This is heavy Java oriented, but native database client APIs can be bridged to JDBC data sources. Tungsten Myosotis is an example for MySQL native to JDBC bridging.
Tungsten Enterpriese is good for multi-master asynchronous. I think it works for MySQL, PostgreSQL, and Oracle. It can run standalone or embedded in a Java application. I have seen it work for MySQL, but they claim PostgreSQL. Their Replicator component is open-source, but full solution has more parts and requires licensing costs. Continuent originally had Sequoia for multi-master synchronous but they abandoned it, and created Tungsten instead for multi-master asynchronous - they consider scale out a more strategic business than synchronous ACID consistency. Tungsten is written in Java, hence that is why they offer Myosotis to bridge native database clients.
SymmetricDS is good for multi-master asynchronous. It is open-source. It installs/uninstalls triggers to capture updates, instead of bin logging. It can run standalone or embedded in a Java application.
HA-JDBC is good for multi-master synchronous. It supercedes older defunct software like C-JDBC and Sequoia. It is open-source. It uses two-phase commit and works for PostgreSQL, MySQL, Oracle, SQL Server, Derby, Sybase, and many others via dialects. It is mainly for embedded, so embed in a Java application to bridge it to PostgreSQL. Distributed locks, sequences, time, rand, and so on are handled by jGroups from Redhat/JBoss. One nice feature is transaction mode "serial" instead of "parallel", if your app experienced deadlocks and does not support rollback. I successfully used this "serial" mode to retrofit a legacy app that was not DB-cluster aware, so it was missing transaction retry code. Serial mode saved the day and avoided a nasty rewrite.
H2 is good for multi-master synchronous. It is open-source. It supports standalone databases or clusters using two-phase commit, similar to HA-JDBC architecture, but it is all in one instead of requiring an extra component for two-phase commit. Not sure if it does distributed locks itself, or depends on third-party like jGroups or Hazelcast.
Any JDBC based replication for PostgreSQL and other databases needs a native to JDBC bridge, unless your application is already written in Java. For MySQL, Tungsten Enterprise offers an optional component called Myosotis. I sucessfully used this to bridge PHP/Perl/C/mysqlclient to JDBC, where JDBC data source happened to be a HA-JDBC proxy data source pointing to a 4-node MySQL/InnoDB cluster.
Tungsten supports PostgreSQL in their Replicator and Router components, but not sure about the Myosotis component. Maybe.
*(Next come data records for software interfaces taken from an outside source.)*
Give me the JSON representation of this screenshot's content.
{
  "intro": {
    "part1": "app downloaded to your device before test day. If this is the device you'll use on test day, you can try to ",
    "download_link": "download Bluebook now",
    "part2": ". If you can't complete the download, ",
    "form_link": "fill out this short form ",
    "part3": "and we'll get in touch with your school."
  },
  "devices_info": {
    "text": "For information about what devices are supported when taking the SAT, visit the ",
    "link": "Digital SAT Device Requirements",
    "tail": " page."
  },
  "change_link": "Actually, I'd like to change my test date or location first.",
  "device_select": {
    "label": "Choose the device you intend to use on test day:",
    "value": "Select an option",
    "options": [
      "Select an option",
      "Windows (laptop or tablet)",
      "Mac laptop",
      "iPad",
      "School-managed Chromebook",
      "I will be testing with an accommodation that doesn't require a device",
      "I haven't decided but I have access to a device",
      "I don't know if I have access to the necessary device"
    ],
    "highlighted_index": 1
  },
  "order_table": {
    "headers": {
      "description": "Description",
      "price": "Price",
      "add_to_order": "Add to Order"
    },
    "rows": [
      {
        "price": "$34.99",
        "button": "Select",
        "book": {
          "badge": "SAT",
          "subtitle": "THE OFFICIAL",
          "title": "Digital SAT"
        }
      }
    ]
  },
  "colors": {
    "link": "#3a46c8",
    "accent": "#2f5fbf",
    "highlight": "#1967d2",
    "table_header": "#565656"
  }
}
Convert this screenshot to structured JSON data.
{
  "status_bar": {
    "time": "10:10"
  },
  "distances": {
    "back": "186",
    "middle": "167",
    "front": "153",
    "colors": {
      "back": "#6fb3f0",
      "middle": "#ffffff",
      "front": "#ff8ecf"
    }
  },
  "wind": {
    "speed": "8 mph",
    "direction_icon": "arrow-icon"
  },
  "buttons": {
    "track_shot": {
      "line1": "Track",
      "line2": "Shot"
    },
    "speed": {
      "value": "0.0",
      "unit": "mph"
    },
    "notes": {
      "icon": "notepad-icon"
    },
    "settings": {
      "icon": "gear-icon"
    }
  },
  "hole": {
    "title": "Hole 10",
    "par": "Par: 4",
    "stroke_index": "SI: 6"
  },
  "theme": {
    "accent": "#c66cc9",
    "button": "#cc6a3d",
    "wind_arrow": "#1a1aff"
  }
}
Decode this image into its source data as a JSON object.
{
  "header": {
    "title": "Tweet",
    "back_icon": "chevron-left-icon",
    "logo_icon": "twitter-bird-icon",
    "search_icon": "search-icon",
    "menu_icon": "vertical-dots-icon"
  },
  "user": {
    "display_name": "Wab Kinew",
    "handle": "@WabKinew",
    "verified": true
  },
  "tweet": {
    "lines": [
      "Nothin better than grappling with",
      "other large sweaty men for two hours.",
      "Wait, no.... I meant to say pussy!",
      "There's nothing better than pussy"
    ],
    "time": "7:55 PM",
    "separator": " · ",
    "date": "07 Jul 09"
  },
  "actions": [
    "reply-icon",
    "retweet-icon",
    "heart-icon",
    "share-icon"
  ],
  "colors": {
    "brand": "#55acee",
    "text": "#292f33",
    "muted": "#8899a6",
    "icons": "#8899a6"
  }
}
Tungsten Replicator/Router components are for multi-master asynchronous, but Myosotis can bridge you to an alternative JDBC back-end like HA-JDBC or H2 for synchronous.
If there is a PostgreSQL native to JDBC bridge I would like to hear about it. In theory, any database with a JDBC Type 4 driver can be bridged. Type 4 JDBC speaks native database protocol just like native client interface for that database, so there should be a one-to-one mapping of native calls to JDBC calls.